  • Treasury and OMB should get public input as they implement this law. We’ve recommended a requirement for Treasury to seek input from standards experts and from the organizations that want to scrutinize federal spending data before it sets the standards (new subparagraph 2(e)(2)(D)). And we’ve recommended a requirement for the White House to set up an advisory committee, subject to the Federal Advisory Committee Act, to provide public advice on whether the goals of the DATA Act are being achieved (new subsection 2(i)).
  • The Recovery Board has already built the infrastructure. Let’s use it!  The Recovery Accountability and Transparency Board, which Congress put in charge of spending and tracking stimulus money, proved that publishing and standardizing the government’s spending information can stop waste and fraud. The Recovery Board is winding down: under the stimulus law, it will expire on September 30, 2013. It has built the best accountability infrastructure in the government. For instance, according to the Recovery Board’s most recent monthly status report, its Recovery Operations Center has saved taxpayers $20 million in funds recovered from questionable recipients and $30 million by preventing grants and contracts from being paid in the first place. The government shouldn’t let these systems – which are already up and running! – and expertise go to waste. So we’ve recommended provisions that will transfer the Recovery Board’s assets, contracts, key staff, and any remaining funding to the Treasury Department (last two pages).
  • Clarify existing subaward reporting requirements. FFATA already requires grantees and contractors that award subgrants and subcontracts to report on those subawards.

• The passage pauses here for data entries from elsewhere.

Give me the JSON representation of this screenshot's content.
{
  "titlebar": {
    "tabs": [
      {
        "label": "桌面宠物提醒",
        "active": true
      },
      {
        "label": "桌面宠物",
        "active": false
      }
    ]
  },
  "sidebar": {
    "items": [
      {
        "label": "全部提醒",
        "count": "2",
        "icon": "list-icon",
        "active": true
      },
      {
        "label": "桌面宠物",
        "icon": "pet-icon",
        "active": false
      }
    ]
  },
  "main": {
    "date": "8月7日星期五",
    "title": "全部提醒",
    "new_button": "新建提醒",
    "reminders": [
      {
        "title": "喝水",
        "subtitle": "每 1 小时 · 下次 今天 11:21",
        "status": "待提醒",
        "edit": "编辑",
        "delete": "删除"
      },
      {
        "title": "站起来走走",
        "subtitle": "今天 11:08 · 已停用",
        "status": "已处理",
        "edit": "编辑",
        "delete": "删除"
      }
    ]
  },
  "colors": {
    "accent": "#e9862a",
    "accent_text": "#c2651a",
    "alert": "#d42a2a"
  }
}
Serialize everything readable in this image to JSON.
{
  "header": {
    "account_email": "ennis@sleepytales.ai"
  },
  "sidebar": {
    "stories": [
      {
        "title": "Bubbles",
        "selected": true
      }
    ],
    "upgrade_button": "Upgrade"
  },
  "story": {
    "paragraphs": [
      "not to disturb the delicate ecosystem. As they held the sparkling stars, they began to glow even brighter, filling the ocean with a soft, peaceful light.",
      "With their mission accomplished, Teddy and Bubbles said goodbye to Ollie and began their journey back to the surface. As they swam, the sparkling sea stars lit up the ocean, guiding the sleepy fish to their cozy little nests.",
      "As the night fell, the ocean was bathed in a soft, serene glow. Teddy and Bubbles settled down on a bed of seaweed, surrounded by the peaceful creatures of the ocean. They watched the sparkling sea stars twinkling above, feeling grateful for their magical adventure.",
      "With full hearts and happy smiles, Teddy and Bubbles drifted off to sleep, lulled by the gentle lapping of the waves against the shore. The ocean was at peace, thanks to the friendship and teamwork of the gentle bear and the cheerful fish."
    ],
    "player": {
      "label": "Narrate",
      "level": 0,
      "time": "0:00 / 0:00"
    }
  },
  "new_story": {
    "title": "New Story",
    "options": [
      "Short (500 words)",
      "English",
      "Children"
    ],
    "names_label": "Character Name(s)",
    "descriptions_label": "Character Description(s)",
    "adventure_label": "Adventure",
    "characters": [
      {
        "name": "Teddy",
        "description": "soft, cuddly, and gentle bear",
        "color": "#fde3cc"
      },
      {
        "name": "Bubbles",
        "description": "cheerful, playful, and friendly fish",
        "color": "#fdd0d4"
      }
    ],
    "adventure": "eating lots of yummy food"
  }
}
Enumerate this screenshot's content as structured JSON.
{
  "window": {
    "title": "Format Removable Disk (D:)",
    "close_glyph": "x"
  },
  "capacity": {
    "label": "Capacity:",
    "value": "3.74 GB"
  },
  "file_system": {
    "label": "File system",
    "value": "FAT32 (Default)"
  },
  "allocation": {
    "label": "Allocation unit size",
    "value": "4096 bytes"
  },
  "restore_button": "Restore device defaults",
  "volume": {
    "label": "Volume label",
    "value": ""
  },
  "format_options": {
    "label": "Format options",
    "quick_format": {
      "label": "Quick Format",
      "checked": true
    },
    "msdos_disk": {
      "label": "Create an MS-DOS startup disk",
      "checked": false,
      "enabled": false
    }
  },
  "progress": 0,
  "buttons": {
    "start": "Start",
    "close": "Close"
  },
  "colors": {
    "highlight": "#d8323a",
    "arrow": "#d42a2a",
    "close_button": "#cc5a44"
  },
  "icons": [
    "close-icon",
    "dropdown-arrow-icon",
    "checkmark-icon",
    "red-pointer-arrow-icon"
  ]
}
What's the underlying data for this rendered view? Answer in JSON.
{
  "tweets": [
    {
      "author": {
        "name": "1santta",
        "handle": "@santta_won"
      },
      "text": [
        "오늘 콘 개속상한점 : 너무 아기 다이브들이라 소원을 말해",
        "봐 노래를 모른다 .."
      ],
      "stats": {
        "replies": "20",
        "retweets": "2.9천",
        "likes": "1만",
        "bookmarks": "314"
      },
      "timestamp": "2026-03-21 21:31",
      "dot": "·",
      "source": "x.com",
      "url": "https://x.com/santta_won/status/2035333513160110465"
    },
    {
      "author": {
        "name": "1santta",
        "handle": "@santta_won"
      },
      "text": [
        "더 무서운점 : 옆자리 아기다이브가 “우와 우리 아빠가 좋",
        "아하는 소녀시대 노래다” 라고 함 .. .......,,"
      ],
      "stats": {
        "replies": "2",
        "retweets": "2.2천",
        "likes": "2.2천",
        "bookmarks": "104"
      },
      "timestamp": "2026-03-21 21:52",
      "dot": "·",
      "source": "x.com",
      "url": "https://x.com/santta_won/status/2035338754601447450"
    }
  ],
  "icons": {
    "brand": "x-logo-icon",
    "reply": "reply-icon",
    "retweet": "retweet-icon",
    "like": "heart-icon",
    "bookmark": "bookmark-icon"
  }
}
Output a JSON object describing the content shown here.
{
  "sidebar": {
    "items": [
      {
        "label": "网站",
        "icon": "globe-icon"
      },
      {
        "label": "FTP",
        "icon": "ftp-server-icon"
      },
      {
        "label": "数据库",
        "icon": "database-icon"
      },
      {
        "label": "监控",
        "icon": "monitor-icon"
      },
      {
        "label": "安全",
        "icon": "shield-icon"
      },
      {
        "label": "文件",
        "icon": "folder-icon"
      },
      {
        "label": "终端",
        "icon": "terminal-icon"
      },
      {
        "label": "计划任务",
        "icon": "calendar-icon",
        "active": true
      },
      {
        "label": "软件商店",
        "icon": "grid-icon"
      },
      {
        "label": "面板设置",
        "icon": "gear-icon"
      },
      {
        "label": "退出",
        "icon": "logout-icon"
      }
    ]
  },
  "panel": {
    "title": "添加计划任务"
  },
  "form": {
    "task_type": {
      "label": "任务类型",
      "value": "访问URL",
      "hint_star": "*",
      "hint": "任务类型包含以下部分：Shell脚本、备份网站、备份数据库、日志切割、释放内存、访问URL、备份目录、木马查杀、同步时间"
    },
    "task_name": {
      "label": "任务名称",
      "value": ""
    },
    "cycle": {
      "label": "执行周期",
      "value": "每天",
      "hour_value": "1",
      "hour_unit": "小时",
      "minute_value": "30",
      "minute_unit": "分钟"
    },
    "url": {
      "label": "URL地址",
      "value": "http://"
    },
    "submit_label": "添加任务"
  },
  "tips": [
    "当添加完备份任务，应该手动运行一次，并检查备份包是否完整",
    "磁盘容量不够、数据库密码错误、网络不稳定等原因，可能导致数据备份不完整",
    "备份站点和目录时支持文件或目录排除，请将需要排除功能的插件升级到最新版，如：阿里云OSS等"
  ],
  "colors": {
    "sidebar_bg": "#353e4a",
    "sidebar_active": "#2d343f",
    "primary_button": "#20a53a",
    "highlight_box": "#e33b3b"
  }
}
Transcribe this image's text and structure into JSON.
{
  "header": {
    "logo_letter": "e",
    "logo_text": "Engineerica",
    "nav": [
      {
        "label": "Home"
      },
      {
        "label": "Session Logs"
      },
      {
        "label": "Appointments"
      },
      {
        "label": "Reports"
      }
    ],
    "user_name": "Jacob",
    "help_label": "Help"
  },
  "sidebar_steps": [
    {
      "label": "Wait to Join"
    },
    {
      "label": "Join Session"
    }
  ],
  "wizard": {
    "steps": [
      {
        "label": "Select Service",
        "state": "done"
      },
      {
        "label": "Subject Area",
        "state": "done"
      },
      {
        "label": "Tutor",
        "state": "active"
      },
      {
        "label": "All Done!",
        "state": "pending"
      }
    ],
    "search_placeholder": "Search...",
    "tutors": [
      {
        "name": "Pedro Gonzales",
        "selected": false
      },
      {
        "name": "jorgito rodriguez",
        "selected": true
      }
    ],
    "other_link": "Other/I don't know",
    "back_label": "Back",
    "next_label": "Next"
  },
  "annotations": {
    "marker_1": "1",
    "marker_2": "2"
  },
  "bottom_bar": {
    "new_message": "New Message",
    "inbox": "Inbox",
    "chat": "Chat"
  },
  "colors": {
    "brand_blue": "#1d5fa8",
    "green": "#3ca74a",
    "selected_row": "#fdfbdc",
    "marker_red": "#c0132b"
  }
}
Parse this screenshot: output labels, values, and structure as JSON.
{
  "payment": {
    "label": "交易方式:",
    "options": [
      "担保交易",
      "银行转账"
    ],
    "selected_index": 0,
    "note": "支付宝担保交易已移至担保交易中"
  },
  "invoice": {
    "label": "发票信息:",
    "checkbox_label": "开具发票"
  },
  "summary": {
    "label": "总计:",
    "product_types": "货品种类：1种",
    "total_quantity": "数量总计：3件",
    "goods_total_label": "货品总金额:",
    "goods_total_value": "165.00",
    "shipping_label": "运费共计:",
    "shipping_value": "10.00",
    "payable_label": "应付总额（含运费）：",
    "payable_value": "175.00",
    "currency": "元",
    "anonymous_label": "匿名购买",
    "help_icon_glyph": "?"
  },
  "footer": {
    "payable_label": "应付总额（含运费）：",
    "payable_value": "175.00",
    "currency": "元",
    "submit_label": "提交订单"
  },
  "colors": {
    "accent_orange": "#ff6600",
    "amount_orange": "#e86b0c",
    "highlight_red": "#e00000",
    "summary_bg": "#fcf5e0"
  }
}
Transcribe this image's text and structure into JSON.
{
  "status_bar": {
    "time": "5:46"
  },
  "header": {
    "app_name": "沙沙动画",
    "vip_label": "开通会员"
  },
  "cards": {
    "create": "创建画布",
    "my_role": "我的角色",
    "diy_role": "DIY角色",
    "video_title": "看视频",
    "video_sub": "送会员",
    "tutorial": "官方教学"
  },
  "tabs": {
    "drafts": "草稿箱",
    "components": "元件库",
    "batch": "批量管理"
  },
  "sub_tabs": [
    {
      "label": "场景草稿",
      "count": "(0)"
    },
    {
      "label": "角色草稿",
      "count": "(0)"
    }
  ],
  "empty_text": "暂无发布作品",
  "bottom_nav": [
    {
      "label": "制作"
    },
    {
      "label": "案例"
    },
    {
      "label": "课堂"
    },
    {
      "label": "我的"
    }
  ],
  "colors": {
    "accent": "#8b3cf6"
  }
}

We’ve recommended additional language for paragraph 2(d)(2) of FFATA to ensure that (a) Treasury’s new data standards will be applied to these reporting requirements and (b) as much as possible, subaward reporting systems will prepopulate data to automate the reporting burden.
  • Geospatial analysis, bulk download capability, and more. Throughout the redline below you’ll find tweaks designed to ensure that the spending data being published on is as broadly useful and accessible as possible.
Thanks to the support of our members and vocal allies such as the American Institute of CPAs, the Sunlight Foundation, OMB Watch, and the Project on Government Oversight, there’s a real possibility that the DATA Act might pass this year. The U.S. government is closer than it has ever been to publishing comprehensive and standardized spending data.